**TASK REQUIREMENTS**
Go through the data below and work out how many lines contain "title"; the answer is the number alone.

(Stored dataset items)
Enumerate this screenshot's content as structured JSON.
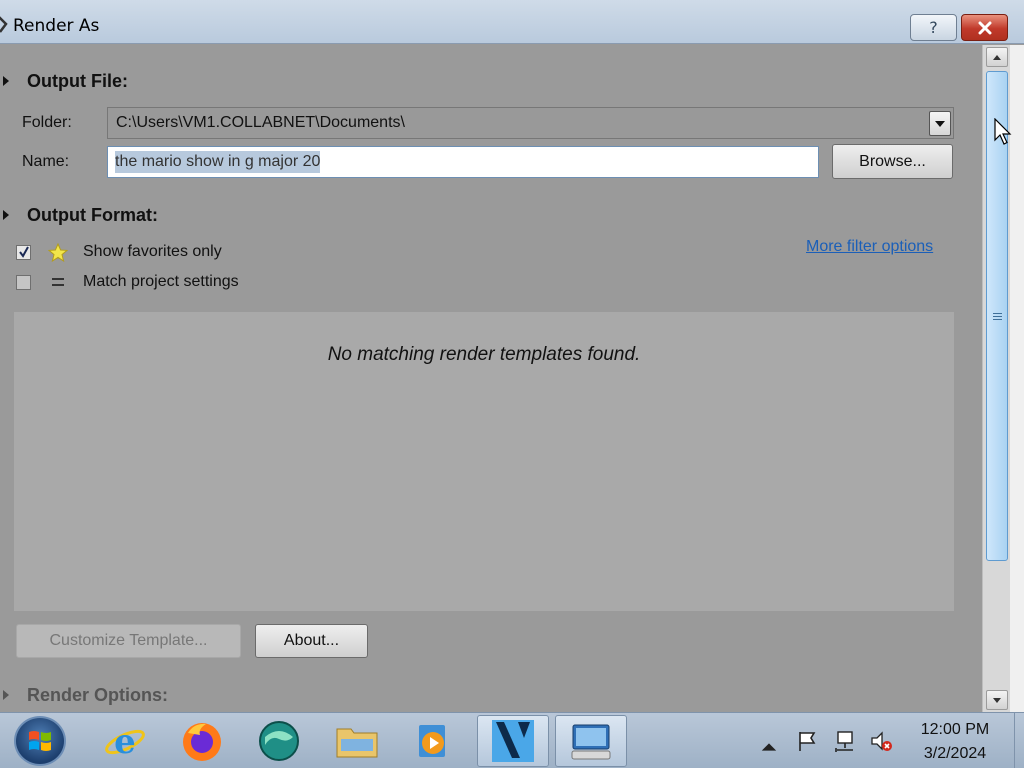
{
  "window": {
    "title": "Render As",
    "help_label": "?"
  },
  "output_file": {
    "heading": "Output File:",
    "folder_label": "Folder:",
    "folder_value": "C:\\Users\\VM1.COLLABNET\\Documents\\",
    "name_label": "Name:",
    "name_value": "the mario show  in g major 20",
    "browse_label": "Browse..."
  },
  "output_format": {
    "heading": "Output Format:",
    "show_favorites_label": "Show favorites only",
    "show_favorites_checked": true,
    "match_project_label": "Match project settings",
    "match_project_checked": false,
    "more_filter_label": "More filter options",
    "empty_message": "No matching render templates found."
  },
  "buttons": {
    "customize_label": "Customize Template...",
    "about_label": "About..."
  },
  "render_options": {
    "heading": "Render Options:"
  },
  "taskbar": {
    "apps": [
      "internet-explorer",
      "firefox",
      "app-sphere",
      "file-explorer",
      "media-player",
      "vegas-render",
      "remote-desktop"
    ],
    "time": "12:00 PM",
    "date": "3/2/2024"
  },
  "colors": {
    "link": "#1b5fb8",
    "close": "#c0392b",
    "selection": "#b7c9dd"
  }
}
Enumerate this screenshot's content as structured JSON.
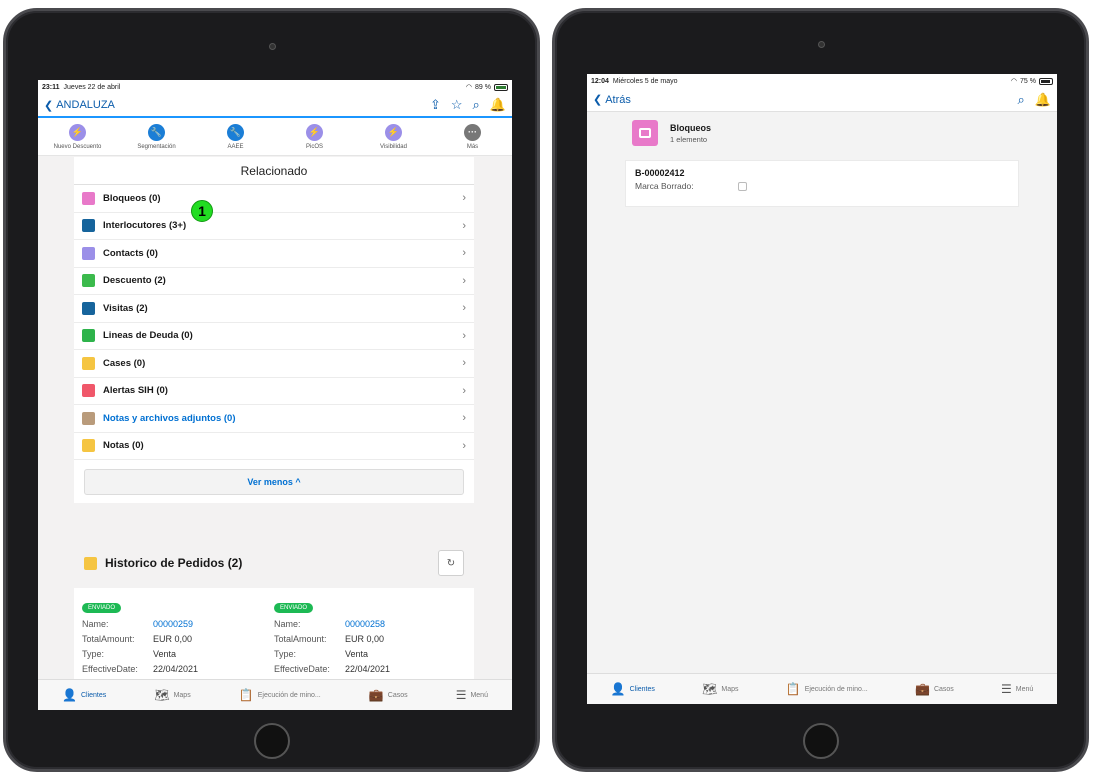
{
  "left": {
    "status": {
      "time": "23:11",
      "date": "Jueves 22 de abril",
      "battery": "89 %"
    },
    "nav": {
      "back_label": "ANDALUZA"
    },
    "actions": [
      {
        "label": "Nuevo Descuento",
        "color": "#9b8fe8",
        "icon": "⚡"
      },
      {
        "label": "Segmentación",
        "color": "#1b7ed6",
        "icon": "🔧"
      },
      {
        "label": "AAEE",
        "color": "#1b7ed6",
        "icon": "🔧"
      },
      {
        "label": "PicOS",
        "color": "#9b8fe8",
        "icon": "⚡"
      },
      {
        "label": "Visibilidad",
        "color": "#9b8fe8",
        "icon": "⚡"
      },
      {
        "label": "Más",
        "color": "#777777",
        "icon": "···"
      }
    ],
    "related": {
      "title": "Relacionado",
      "items": [
        {
          "label": "Bloqueos (0)",
          "color": "#e879c9"
        },
        {
          "label": "Interlocutores (3+)",
          "color": "#16649c"
        },
        {
          "label": "Contacts (0)",
          "color": "#9b8fe8"
        },
        {
          "label": "Descuento (2)",
          "color": "#3bba4c"
        },
        {
          "label": "Visitas (2)",
          "color": "#16649c"
        },
        {
          "label": "Lineas de Deuda (0)",
          "color": "#2eb34b"
        },
        {
          "label": "Cases (0)",
          "color": "#f5c542"
        },
        {
          "label": "Alertas SIH (0)",
          "color": "#f0576a"
        },
        {
          "label": "Notas y archivos adjuntos (0)",
          "color": "#b99b7b"
        },
        {
          "label": "Notas (0)",
          "color": "#f5c542"
        }
      ],
      "ver_menos": "Ver menos ^"
    },
    "callout": "1",
    "historico": {
      "title": "Historico de Pedidos (2)",
      "orders": [
        {
          "status": "ENVIADO",
          "name_key": "Name:",
          "name": "00000259",
          "amount_key": "TotalAmount:",
          "amount": "EUR 0,00",
          "type_key": "Type:",
          "type": "Venta",
          "date_key": "EffectiveDate:",
          "date": "22/04/2021"
        },
        {
          "status": "ENVIADO",
          "name_key": "Name:",
          "name": "00000258",
          "amount_key": "TotalAmount:",
          "amount": "EUR 0,00",
          "type_key": "Type:",
          "type": "Venta",
          "date_key": "EffectiveDate:",
          "date": "22/04/2021"
        }
      ]
    },
    "tabs": [
      {
        "label": "Clientes",
        "icon": "👤"
      },
      {
        "label": "Maps",
        "icon": "🗺"
      },
      {
        "label": "Ejecución de mino...",
        "icon": "📋"
      },
      {
        "label": "Casos",
        "icon": "💼"
      },
      {
        "label": "Menú",
        "icon": "☰"
      }
    ]
  },
  "right": {
    "status": {
      "time": "12:04",
      "date": "Miércoles 5 de mayo",
      "battery": "75 %"
    },
    "nav": {
      "back_label": "Atrás"
    },
    "object": {
      "title": "Bloqueos",
      "count": "1 elemento"
    },
    "record": {
      "id": "B-00002412",
      "field_label": "Marca Borrado:"
    },
    "tabs": [
      {
        "label": "Clientes",
        "icon": "👤"
      },
      {
        "label": "Maps",
        "icon": "🗺"
      },
      {
        "label": "Ejecución de mino...",
        "icon": "📋"
      },
      {
        "label": "Casos",
        "icon": "💼"
      },
      {
        "label": "Menú",
        "icon": "☰"
      }
    ]
  }
}
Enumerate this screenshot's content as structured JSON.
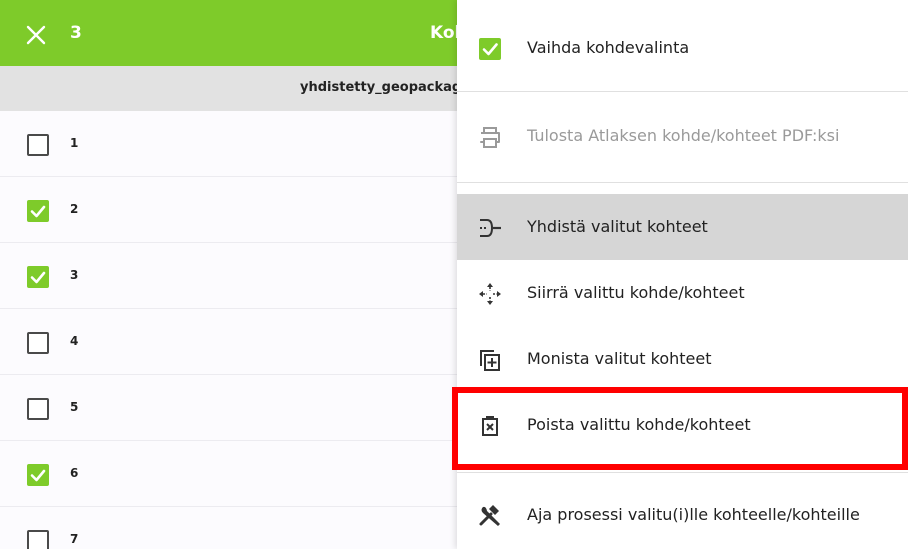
{
  "topbar": {
    "count": "3",
    "title": "Kohteet"
  },
  "column": {
    "header": "yhdistetty_geopackage"
  },
  "rows": [
    {
      "label": "1",
      "checked": false
    },
    {
      "label": "2",
      "checked": true
    },
    {
      "label": "3",
      "checked": true
    },
    {
      "label": "4",
      "checked": false
    },
    {
      "label": "5",
      "checked": false
    },
    {
      "label": "6",
      "checked": true
    },
    {
      "label": "7",
      "checked": false
    }
  ],
  "menu": {
    "toggle_selection": "Vaihda kohdevalinta",
    "print_atlas": "Tulosta Atlaksen kohde/kohteet PDF:ksi",
    "merge": "Yhdistä valitut kohteet",
    "move": "Siirrä valittu kohde/kohteet",
    "duplicate": "Monista valitut kohteet",
    "delete": "Poista valittu kohde/kohteet",
    "run_process": "Aja prosessi valitu(i)lle kohteelle/kohteille"
  },
  "icons": {
    "close": "close-icon",
    "checkbox": "checkbox-icon",
    "print": "printer-icon",
    "merge": "merge-icon",
    "move": "move-icon",
    "duplicate": "duplicate-icon",
    "delete": "delete-icon",
    "process": "tools-icon"
  },
  "colors": {
    "accent": "#7ecb2a",
    "highlight": "#ff0000",
    "active_item": "#d6d6d6"
  }
}
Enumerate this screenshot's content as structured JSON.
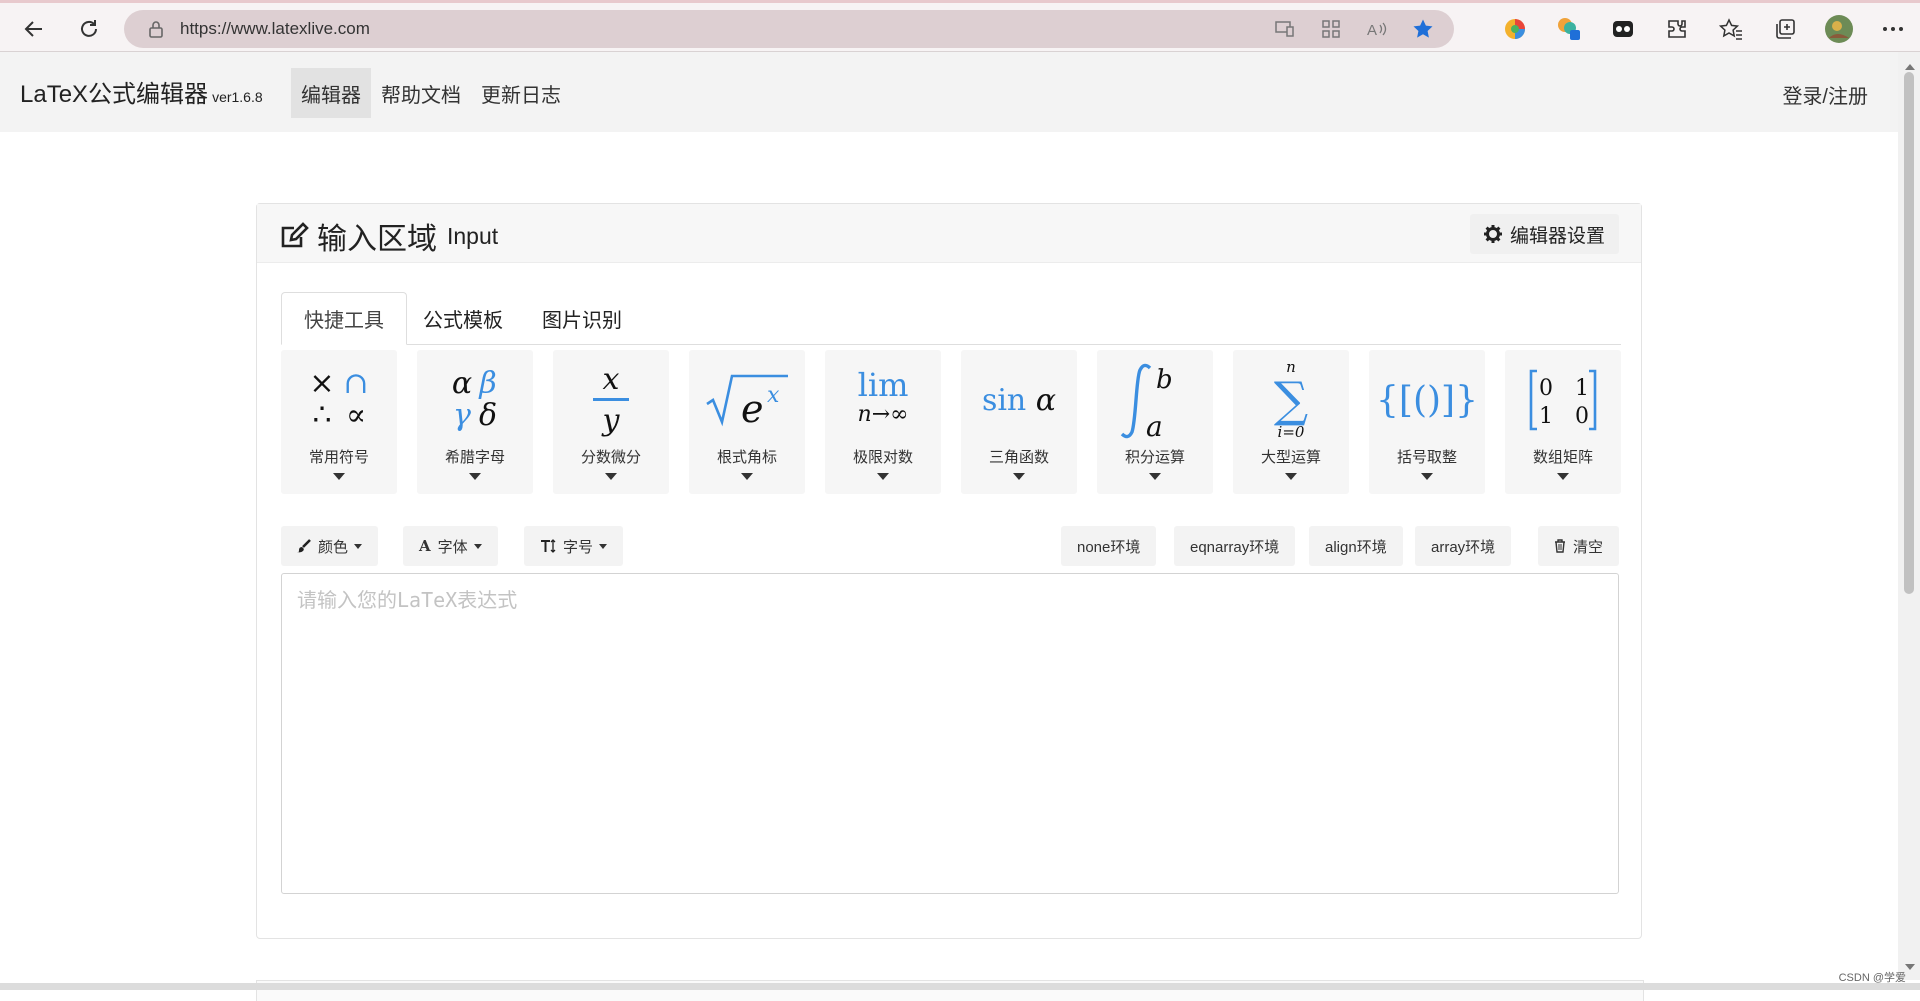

**ANSWER TO THIS TASK**
5